**Work to complete:**
Work through the data line by line, gathering every line that has the word "testuser".

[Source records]
_____

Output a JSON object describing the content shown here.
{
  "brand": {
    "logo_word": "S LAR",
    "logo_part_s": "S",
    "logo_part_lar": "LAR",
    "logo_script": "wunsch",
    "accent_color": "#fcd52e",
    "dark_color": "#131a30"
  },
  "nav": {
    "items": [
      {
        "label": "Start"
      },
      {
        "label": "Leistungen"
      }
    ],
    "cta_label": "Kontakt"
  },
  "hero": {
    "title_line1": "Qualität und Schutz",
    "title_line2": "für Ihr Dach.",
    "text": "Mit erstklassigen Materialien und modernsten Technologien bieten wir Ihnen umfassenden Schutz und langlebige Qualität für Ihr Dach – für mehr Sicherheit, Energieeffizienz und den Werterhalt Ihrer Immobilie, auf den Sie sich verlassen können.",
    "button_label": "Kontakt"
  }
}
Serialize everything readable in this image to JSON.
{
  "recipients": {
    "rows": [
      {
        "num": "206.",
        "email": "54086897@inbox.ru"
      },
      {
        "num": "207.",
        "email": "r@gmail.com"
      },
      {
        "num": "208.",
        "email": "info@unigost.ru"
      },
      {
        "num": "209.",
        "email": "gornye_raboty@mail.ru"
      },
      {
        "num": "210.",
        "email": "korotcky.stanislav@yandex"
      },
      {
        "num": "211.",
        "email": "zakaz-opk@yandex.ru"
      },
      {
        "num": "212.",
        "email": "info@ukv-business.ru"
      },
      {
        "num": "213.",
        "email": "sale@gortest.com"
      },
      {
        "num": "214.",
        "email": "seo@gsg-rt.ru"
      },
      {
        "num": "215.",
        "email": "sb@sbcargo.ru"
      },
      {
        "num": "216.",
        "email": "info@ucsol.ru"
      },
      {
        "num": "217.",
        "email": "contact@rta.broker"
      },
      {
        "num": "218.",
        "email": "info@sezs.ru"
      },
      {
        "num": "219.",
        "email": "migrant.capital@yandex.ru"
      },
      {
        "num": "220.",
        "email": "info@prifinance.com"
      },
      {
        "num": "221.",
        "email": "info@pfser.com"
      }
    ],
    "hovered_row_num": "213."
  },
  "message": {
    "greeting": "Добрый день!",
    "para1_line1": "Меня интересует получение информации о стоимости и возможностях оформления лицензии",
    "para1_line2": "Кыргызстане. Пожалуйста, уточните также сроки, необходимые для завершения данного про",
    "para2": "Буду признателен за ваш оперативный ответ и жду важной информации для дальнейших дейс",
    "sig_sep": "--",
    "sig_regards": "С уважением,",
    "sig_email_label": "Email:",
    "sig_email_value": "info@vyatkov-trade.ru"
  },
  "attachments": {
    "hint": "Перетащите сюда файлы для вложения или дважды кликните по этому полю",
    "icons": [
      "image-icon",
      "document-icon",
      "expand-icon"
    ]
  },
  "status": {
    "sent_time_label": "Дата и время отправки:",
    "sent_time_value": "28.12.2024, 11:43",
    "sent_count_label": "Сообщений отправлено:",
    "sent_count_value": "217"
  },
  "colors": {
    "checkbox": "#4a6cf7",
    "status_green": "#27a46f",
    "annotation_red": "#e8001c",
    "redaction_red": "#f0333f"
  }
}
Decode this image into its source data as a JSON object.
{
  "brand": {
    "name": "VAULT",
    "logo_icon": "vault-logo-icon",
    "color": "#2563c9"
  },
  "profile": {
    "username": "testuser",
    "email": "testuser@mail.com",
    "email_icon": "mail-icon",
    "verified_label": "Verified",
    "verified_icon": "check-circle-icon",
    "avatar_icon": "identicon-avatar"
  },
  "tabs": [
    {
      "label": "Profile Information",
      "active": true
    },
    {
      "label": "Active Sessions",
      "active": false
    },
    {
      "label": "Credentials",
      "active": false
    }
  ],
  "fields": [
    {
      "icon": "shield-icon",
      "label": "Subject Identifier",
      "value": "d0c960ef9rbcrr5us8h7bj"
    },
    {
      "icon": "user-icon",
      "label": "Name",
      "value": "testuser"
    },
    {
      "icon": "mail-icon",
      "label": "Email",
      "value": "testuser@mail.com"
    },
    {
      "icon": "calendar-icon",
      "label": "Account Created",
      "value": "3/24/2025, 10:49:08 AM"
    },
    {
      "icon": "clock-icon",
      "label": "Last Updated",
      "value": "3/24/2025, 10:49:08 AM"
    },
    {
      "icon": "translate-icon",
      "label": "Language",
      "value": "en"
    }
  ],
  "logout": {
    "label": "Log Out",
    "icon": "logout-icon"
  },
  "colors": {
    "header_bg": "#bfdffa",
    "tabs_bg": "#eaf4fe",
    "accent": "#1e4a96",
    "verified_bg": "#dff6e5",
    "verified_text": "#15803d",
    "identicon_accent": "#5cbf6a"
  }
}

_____

**Your solution:**
    "username": "testuser",
    "email": "testuser@mail.com",
      "value": "testuser"
      "value": "testuser@mail.com"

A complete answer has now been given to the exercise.